Here are the signs that your partner is commitment phobic.
At my worst, I’m searching for a way out—picking apart my relationship for its flaws and the reasons it won’t work in order to prevent inevitability. I’ve tried to loosen the grip this fear has on me, but I know I need someone who understands that a relationship with me will be work. Search your heart, talk to family, and seek the wisdom of friends whose opinions you respect and trust.
You see, we had been fighting—as couples do—and I didn’t want to tell her the truth. So long ago, I made the choice to keep my feet firmly planted on dry land. But my family dynamic makes it difficult for me to commit. It’s not because I’m trying to be difficult, I’m just afraid. You chose to begin a relationship with this person for a reason. What is it about the man you’re in love with or beginning to fall for?
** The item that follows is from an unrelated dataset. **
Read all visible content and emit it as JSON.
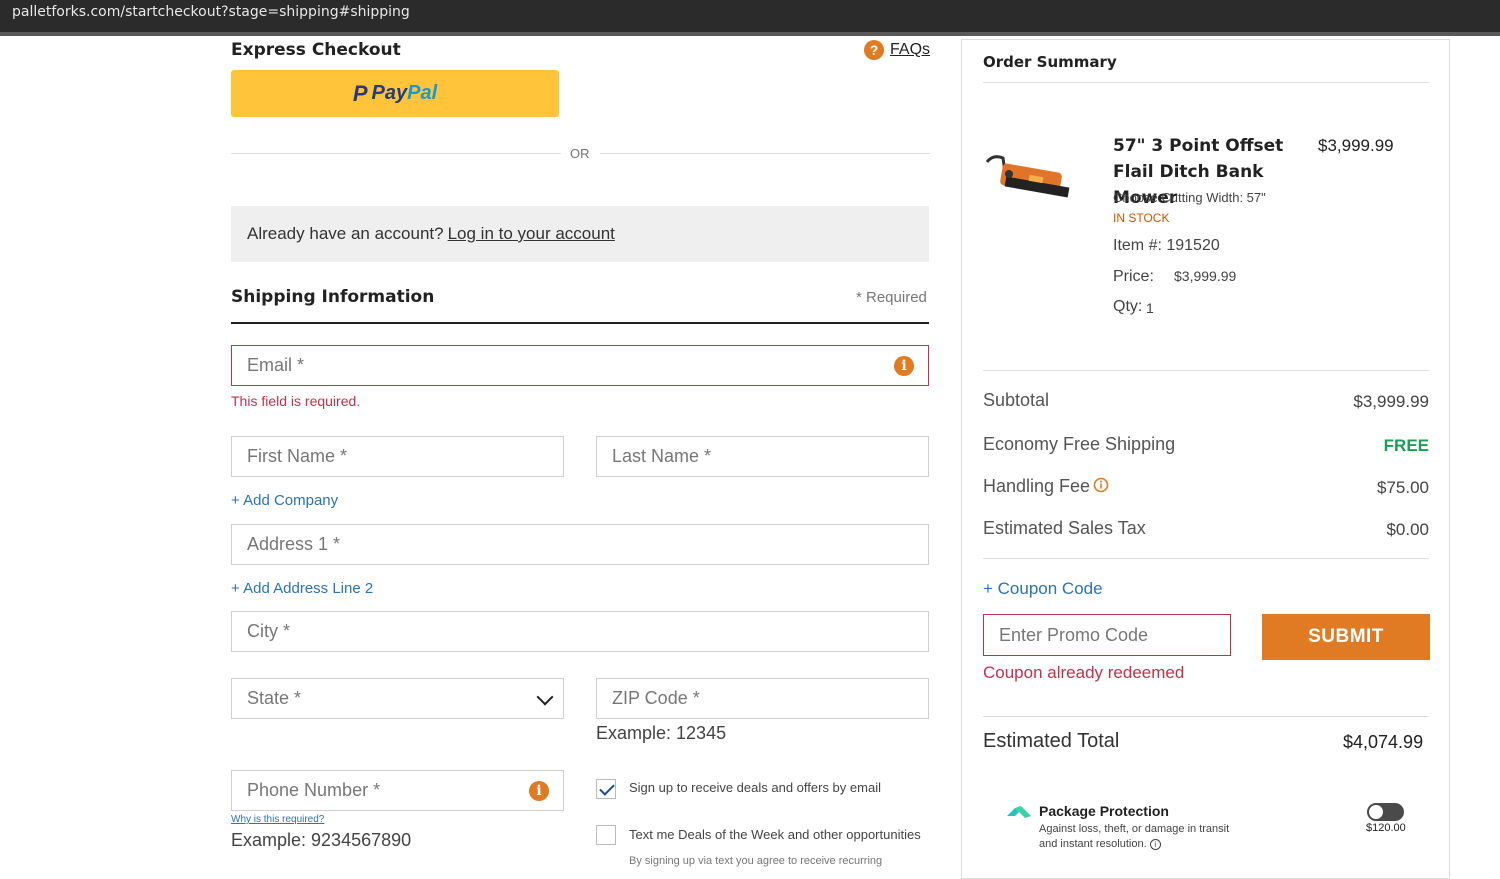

A year is ample time for someone to “know.” If he claims to have no idea, you at least should.
Her short stories and articles have appeared in "Grandma's Choice," "Treasure Box" and "Simple Joy." She has worked with children with ADHD, sensory issues and behavioral problems, as well as adults with chronic mental illness.
Kleinschmidt holds a Bachelor of Arts in psychology from Montclair State University.